_Material shown:_
--------
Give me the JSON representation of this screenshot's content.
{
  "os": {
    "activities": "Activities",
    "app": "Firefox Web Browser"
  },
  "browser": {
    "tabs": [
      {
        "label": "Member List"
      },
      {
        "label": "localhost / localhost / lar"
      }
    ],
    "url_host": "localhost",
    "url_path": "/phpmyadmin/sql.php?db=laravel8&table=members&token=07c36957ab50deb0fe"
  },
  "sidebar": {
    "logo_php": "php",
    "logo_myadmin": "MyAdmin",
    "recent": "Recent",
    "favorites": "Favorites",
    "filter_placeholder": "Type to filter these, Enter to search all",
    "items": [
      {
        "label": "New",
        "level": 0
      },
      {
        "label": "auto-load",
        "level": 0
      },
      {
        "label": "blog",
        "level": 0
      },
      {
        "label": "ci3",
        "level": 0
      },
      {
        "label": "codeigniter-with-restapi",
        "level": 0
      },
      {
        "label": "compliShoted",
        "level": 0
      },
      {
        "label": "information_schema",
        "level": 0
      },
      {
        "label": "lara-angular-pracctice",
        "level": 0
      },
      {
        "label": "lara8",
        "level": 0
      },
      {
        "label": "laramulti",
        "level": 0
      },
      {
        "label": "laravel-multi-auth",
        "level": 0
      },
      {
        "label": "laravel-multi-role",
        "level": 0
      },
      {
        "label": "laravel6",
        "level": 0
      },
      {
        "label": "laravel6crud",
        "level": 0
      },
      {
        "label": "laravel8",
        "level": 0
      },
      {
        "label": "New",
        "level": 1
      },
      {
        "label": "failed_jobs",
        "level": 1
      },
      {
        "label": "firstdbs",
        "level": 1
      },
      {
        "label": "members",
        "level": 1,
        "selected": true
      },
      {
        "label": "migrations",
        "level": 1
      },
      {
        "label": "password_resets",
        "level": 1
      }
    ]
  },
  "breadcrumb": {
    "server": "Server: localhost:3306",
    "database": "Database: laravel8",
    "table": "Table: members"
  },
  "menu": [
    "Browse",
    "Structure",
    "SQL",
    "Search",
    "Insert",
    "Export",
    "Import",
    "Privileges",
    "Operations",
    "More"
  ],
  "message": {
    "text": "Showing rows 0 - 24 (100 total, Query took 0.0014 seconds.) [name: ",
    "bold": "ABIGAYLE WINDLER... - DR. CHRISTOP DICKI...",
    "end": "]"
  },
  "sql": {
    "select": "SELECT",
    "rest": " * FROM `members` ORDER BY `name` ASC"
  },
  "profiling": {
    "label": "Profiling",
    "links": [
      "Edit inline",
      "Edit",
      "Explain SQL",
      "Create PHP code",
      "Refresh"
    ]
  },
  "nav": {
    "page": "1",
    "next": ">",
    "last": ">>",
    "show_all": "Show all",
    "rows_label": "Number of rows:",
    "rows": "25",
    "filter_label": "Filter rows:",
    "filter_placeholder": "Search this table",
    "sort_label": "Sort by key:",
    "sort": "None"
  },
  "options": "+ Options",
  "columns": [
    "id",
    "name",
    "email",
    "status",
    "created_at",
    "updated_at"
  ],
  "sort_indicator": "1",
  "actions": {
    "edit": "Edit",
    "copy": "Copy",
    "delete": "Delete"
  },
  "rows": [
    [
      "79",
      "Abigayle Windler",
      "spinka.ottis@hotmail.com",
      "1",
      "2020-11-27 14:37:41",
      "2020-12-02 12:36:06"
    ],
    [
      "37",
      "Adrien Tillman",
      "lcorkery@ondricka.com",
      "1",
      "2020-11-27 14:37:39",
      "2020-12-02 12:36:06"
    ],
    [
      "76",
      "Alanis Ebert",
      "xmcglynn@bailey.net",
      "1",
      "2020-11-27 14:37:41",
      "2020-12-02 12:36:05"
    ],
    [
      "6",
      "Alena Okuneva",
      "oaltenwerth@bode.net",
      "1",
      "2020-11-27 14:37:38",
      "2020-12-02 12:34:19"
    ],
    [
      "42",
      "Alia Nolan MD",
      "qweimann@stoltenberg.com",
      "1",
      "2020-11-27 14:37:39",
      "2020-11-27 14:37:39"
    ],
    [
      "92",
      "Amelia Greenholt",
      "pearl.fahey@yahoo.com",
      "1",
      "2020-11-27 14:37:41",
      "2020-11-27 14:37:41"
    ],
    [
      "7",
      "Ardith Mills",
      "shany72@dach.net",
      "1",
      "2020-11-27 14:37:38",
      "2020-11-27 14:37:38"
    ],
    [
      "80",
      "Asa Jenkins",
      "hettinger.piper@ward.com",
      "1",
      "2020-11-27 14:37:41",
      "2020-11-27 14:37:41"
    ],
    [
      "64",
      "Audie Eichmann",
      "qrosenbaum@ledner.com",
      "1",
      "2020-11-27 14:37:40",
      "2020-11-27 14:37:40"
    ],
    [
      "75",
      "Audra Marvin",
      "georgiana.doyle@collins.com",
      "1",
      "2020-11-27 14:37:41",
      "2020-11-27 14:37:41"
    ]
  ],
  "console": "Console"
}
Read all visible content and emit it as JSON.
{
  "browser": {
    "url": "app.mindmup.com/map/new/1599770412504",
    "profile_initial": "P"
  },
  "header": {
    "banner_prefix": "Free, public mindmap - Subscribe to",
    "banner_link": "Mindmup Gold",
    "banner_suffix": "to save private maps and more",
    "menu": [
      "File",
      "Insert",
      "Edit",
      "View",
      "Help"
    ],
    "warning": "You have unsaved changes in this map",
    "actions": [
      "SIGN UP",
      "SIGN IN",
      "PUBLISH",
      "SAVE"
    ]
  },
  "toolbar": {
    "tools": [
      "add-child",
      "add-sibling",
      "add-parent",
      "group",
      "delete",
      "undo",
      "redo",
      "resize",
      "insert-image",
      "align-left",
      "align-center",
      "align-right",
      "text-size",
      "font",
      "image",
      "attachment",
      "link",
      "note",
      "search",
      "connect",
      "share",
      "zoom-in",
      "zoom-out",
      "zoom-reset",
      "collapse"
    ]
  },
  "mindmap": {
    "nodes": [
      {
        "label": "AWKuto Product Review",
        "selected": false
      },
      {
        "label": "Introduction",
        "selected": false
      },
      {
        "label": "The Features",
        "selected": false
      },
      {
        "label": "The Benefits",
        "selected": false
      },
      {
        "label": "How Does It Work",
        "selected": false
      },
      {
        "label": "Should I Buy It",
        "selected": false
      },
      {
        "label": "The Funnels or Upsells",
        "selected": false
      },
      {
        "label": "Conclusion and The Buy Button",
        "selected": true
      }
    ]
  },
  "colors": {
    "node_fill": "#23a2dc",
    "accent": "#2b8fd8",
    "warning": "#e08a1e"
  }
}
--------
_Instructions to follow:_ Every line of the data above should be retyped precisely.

_Exercise answer:_
Give me the JSON representation of this screenshot's content.
{
  "os": {
    "activities": "Activities",
    "app": "Firefox Web Browser"
  },
  "browser": {
    "tabs": [
      {
        "label": "Member List"
      },
      {
        "label": "localhost / localhost / lar"
      }
    ],
    "url_host": "localhost",
    "url_path": "/phpmyadmin/sql.php?db=laravel8&table=members&token=07c36957ab50deb0fe"
  },
  "sidebar": {
    "logo_php": "php",
    "logo_myadmin": "MyAdmin",
    "recent": "Recent",
    "favorites": "Favorites",
    "filter_placeholder": "Type to filter these, Enter to search all",
    "items": [
      {
        "label": "New",
        "level": 0
      },
      {
        "label": "auto-load",
        "level": 0
      },
      {
        "label": "blog",
        "level": 0
      },
      {
        "label": "ci3",
        "level": 0
      },
      {
        "label": "codeigniter-with-restapi",
        "level": 0
      },
      {
        "label": "compliShoted",
        "level": 0
      },
      {
        "label": "information_schema",
        "level": 0
      },
      {
        "label": "lara-angular-pracctice",
        "level": 0
      },
      {
        "label": "lara8",
        "level": 0
      },
      {
        "label": "laramulti",
        "level": 0
      },
      {
        "label": "laravel-multi-auth",
        "level": 0
      },
      {
        "label": "laravel-multi-role",
        "level": 0
      },
      {
        "label": "laravel6",
        "level": 0
      },
      {
        "label": "laravel6crud",
        "level": 0
      },
      {
        "label": "laravel8",
        "level": 0
      },
      {
        "label": "New",
        "level": 1
      },
      {
        "label": "failed_jobs",
        "level": 1
      },
      {
        "label": "firstdbs",
        "level": 1
      },
      {
        "label": "members",
        "level": 1,
        "selected": true
      },
      {
        "label": "migrations",
        "level": 1
      },
      {
        "label": "password_resets",
        "level": 1
      }
    ]
  },
  "breadcrumb": {
    "server": "Server: localhost:3306",
    "database": "Database: laravel8",
    "table": "Table: members"
  },
  "menu": [
    "Browse",
    "Structure",
    "SQL",
    "Search",
    "Insert",
    "Export",
    "Import",
    "Privileges",
    "Operations",
    "More"
  ],
  "message": {
    "text": "Showing rows 0 - 24 (100 total, Query took 0.0014 seconds.) [name: ",
    "bold": "ABIGAYLE WINDLER... - DR. CHRISTOP DICKI...",
    "end": "]"
  },
  "sql": {
    "select": "SELECT",
    "rest": " * FROM `members` ORDER BY `name` ASC"
  },
  "profiling": {
    "label": "Profiling",
    "links": [
      "Edit inline",
      "Edit",
      "Explain SQL",
      "Create PHP code",
      "Refresh"
    ]
  },
  "nav": {
    "page": "1",
    "next": ">",
    "last": ">>",
    "show_all": "Show all",
    "rows_label": "Number of rows:",
    "rows": "25",
    "filter_label": "Filter rows:",
    "filter_placeholder": "Search this table",
    "sort_label": "Sort by key:",
    "sort": "None"
  },
  "options": "+ Options",
  "columns": [
    "id",
    "name",
    "email",
    "status",
    "created_at",
    "updated_at"
  ],
  "sort_indicator": "1",
  "actions": {
    "edit": "Edit",
    "copy": "Copy",
    "delete": "Delete"
  },
  "rows": [
    [
      "79",
      "Abigayle Windler",
      "spinka.ottis@hotmail.com",
      "1",
      "2020-11-27 14:37:41",
      "2020-12-02 12:36:06"
    ],
    [
      "37",
      "Adrien Tillman",
      "lcorkery@ondricka.com",
      "1",
      "2020-11-27 14:37:39",
      "2020-12-02 12:36:06"
    ],
    [
      "76",
      "Alanis Ebert",
      "xmcglynn@bailey.net",
      "1",
      "2020-11-27 14:37:41",
      "2020-12-02 12:36:05"
    ],
    [
      "6",
      "Alena Okuneva",
      "oaltenwerth@bode.net",
      "1",
      "2020-11-27 14:37:38",
      "2020-12-02 12:34:19"
    ],
    [
      "42",
      "Alia Nolan MD",
      "qweimann@stoltenberg.com",
      "1",
      "2020-11-27 14:37:39",
      "2020-11-27 14:37:39"
    ],
    [
      "92",
      "Amelia Greenholt",
      "pearl.fahey@yahoo.com",
      "1",
      "2020-11-27 14:37:41",
      "2020-11-27 14:37:41"
    ],
    [
      "7",
      "Ardith Mills",
      "shany72@dach.net",
      "1",
      "2020-11-27 14:37:38",
      "2020-11-27 14:37:38"
    ],
    [
      "80",
      "Asa Jenkins",
      "hettinger.piper@ward.com",
      "1",
      "2020-11-27 14:37:41",
      "2020-11-27 14:37:41"
    ],
    [
      "64",
      "Audie Eichmann",
      "qrosenbaum@ledner.com",
      "1",
      "2020-11-27 14:37:40",
      "2020-11-27 14:37:40"
    ],
    [
      "75",
      "Audra Marvin",
      "georgiana.doyle@collins.com",
      "1",
      "2020-11-27 14:37:41",
      "2020-11-27 14:37:41"
    ]
  ],
  "console": "Console"
}
Read all visible content and emit it as JSON.
{
  "browser": {
    "url": "app.mindmup.com/map/new/1599770412504",
    "profile_initial": "P"
  },
  "header": {
    "banner_prefix": "Free, public mindmap - Subscribe to",
    "banner_link": "Mindmup Gold",
    "banner_suffix": "to save private maps and more",
    "menu": [
      "File",
      "Insert",
      "Edit",
      "View",
      "Help"
    ],
    "warning": "You have unsaved changes in this map",
    "actions": [
      "SIGN UP",
      "SIGN IN",
      "PUBLISH",
      "SAVE"
    ]
  },
  "toolbar": {
    "tools": [
      "add-child",
      "add-sibling",
      "add-parent",
      "group",
      "delete",
      "undo",
      "redo",
      "resize",
      "insert-image",
      "align-left",
      "align-center",
      "align-right",
      "text-size",
      "font",
      "image",
      "attachment",
      "link",
      "note",
      "search",
      "connect",
      "share",
      "zoom-in",
      "zoom-out",
      "zoom-reset",
      "collapse"
    ]
  },
  "mindmap": {
    "nodes": [
      {
        "label": "AWKuto Product Review",
        "selected": false
      },
      {
        "label": "Introduction",
        "selected": false
      },
      {
        "label": "The Features",
        "selected": false
      },
      {
        "label": "The Benefits",
        "selected": false
      },
      {
        "label": "How Does It Work",
        "selected": false
      },
      {
        "label": "Should I Buy It",
        "selected": false
      },
      {
        "label": "The Funnels or Upsells",
        "selected": false
      },
      {
        "label": "Conclusion and The Buy Button",
        "selected": true
      }
    ]
  },
  "colors": {
    "node_fill": "#23a2dc",
    "accent": "#2b8fd8",
    "warning": "#e08a1e"
  }
}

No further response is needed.